Let’s reconsider our school motto. In 1623, the poet John Donne was convinced that the plague, the “Black Death” that was more than decimating Europe, had come for him. Unwell, he listened to the plague bells outside, convinced that his body was next for an early mass grave. He survived the day and the plague; and today, the words he wrote that winter are more relevant than ever:
“No man is an island,
entire of itself;
every man is a piece of the continent,
a part of the main.
If a clod be washed away by the sea,
Europe is the less,
as well as if a promontory were,
as well as if a manor of thy friend’s
or of thine own were.
Any man’s death diminishes me,
because I am involved in mankind;
and therefore never send to know for whom the bell tolls;
it tolls for thee.”

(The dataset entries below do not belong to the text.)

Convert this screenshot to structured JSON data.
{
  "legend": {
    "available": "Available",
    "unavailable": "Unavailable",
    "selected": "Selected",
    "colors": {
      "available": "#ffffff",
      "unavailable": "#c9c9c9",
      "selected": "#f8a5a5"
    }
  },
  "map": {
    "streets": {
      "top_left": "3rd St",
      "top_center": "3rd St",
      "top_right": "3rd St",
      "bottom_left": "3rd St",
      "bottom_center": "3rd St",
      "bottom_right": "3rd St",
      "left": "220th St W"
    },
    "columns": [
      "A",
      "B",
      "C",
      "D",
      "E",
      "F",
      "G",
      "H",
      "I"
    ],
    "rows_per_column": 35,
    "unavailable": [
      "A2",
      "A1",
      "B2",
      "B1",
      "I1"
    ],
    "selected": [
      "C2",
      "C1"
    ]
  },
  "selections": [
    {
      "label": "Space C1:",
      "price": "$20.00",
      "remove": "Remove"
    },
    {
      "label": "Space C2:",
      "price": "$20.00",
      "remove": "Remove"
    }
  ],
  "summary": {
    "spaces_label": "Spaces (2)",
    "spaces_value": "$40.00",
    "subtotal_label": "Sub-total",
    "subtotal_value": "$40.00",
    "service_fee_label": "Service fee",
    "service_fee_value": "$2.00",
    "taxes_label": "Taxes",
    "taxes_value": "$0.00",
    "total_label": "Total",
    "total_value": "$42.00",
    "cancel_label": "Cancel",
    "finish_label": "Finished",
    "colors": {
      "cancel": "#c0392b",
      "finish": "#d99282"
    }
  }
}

Never send to ask for whom the bell tolls. It tolls for all of us. And this lesson must, must, must dictate the way forward when this plague of our time passes. Not only are we all connected to each other, but we are also inextricably connected to the environment that supports us. Economic life is meaningless without the earth beneath our feet and the green around us and the blue above. Today, on this Earth day, we must remember to apply the lessons we are being taught: when the plague passes, live thoughtfully. Let none of us be guilty of piling plastic back on beaches empty of footprints for months. Let’s all make small gains wherever we can… Be less wasteful of our time and our resources, and more mindful of the purer values that nurture our spirits and our souls. This is the time we stop allowing wasteful materialism to fill a collective emptiness, and fill that emptiness with mindfulness of each other and our world: because the world will never be the same again, and so this is a magical opportunity to NOT go back to normal, but to go back to better.